#### [Task details]
Filter on the word "repository": copy each matching line from the listing below.

#### [Data for this exercise]
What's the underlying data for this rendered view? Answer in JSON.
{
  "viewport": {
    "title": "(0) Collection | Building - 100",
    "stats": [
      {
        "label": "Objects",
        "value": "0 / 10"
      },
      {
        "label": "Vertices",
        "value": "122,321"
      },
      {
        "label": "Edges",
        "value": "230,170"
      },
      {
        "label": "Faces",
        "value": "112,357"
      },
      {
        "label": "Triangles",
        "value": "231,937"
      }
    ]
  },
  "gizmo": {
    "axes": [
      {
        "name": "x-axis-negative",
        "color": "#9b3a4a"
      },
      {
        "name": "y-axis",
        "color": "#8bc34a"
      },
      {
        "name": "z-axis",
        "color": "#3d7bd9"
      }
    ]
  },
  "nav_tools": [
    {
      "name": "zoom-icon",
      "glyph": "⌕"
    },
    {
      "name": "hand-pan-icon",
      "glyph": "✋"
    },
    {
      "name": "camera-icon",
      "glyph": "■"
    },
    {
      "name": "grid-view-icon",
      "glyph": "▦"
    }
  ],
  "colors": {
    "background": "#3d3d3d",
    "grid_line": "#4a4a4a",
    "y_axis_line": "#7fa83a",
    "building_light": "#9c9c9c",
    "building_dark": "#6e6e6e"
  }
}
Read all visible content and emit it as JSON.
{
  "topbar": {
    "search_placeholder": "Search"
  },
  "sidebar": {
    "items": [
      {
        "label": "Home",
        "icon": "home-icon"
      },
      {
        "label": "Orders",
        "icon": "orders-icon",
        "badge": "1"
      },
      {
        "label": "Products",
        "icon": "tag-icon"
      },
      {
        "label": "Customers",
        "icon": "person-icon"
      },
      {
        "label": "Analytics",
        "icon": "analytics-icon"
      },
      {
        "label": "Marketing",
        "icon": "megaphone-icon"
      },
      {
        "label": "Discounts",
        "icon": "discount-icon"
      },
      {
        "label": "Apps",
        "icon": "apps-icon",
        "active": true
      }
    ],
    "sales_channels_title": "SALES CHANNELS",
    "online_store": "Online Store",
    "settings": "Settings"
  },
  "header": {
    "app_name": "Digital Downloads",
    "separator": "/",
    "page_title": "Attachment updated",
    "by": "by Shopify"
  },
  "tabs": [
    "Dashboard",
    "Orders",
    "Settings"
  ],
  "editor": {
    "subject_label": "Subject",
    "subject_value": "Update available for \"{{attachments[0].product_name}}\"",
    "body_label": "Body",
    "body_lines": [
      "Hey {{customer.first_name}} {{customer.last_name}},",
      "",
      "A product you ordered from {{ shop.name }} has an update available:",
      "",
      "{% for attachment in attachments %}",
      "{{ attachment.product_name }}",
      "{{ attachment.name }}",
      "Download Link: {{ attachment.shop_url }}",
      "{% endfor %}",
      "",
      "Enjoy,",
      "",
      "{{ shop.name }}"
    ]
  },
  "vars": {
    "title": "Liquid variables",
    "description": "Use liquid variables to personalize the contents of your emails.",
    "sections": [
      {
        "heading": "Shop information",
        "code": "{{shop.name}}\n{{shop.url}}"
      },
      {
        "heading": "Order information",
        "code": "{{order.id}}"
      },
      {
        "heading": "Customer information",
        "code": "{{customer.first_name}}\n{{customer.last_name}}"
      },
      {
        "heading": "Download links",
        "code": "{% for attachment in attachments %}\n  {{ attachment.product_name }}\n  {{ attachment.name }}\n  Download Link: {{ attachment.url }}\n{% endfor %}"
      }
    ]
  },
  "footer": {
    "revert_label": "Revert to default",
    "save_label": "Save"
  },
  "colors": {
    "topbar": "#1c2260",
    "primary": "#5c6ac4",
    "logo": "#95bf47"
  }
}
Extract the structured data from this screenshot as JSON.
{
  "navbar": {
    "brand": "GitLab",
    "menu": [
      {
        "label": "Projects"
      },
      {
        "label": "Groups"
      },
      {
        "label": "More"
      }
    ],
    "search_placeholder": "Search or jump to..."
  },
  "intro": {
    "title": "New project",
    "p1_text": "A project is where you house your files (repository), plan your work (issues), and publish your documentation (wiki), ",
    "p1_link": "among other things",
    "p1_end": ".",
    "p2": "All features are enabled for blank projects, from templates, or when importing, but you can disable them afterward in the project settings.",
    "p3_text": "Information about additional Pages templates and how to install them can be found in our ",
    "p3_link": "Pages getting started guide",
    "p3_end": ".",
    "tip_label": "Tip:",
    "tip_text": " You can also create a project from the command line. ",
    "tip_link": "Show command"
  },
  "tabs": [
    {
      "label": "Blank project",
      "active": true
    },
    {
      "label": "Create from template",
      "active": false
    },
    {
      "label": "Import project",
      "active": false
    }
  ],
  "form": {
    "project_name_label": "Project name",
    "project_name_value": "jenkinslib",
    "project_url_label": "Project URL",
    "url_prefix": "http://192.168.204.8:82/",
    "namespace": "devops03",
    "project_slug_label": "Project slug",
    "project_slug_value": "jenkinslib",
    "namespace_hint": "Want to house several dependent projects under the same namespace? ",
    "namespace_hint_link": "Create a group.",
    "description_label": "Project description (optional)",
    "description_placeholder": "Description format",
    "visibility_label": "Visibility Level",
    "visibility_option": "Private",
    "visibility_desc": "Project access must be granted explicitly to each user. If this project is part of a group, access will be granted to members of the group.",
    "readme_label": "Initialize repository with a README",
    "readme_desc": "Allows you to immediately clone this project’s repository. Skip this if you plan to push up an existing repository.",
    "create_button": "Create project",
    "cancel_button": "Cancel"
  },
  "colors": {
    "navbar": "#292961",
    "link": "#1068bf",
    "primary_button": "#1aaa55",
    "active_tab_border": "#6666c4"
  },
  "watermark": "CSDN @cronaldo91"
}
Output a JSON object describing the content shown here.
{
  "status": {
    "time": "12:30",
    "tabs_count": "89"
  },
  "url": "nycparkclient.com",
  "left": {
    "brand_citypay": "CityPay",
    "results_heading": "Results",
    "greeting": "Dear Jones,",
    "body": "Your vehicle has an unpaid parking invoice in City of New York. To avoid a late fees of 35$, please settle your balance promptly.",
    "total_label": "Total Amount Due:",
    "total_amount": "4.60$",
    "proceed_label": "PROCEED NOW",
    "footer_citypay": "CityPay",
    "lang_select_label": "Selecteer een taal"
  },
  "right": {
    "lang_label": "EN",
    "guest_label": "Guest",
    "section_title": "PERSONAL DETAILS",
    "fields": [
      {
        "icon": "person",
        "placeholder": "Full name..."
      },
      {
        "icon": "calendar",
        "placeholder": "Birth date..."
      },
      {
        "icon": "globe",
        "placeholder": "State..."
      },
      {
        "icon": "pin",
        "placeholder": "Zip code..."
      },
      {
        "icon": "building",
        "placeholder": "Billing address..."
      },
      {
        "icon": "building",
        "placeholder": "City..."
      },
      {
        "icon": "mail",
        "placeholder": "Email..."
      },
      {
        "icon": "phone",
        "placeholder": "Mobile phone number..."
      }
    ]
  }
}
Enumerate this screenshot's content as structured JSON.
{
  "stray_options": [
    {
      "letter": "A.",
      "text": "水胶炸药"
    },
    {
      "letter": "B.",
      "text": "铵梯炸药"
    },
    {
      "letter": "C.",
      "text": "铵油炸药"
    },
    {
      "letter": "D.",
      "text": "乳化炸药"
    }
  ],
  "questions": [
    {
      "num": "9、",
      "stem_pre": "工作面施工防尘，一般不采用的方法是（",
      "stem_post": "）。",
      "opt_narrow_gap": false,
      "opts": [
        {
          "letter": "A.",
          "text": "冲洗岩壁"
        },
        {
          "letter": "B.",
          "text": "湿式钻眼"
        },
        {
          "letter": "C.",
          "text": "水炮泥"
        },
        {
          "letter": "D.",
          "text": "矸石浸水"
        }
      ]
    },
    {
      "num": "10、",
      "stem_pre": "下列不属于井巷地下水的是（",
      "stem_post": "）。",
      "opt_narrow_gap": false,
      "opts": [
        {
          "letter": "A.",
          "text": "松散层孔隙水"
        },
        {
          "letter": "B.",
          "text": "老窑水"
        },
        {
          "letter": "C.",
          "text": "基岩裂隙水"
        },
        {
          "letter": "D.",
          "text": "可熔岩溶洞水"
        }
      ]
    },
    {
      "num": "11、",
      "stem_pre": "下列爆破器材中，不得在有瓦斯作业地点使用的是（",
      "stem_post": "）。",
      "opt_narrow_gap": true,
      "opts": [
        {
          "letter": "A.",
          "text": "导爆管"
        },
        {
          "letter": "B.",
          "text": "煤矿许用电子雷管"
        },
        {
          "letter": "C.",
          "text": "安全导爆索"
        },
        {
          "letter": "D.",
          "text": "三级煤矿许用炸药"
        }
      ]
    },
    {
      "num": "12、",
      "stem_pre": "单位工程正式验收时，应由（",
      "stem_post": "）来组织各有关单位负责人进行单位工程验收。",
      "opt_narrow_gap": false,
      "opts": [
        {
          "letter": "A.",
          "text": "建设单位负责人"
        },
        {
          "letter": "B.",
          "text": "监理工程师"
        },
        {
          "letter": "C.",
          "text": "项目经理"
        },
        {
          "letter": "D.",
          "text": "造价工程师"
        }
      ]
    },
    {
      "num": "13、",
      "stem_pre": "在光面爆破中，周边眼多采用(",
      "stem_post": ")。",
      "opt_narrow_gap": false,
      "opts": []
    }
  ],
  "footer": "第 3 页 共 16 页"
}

#### [Problem solution]
    "p1_text": "A project is where you house your files (repository), plan your work (issues), and publish your documentation (wiki), ",
    "readme_label": "Initialize repository with a README",
    "readme_desc": "Allows you to immediately clone this project’s repository. Skip this if you plan to push up an existing repository.",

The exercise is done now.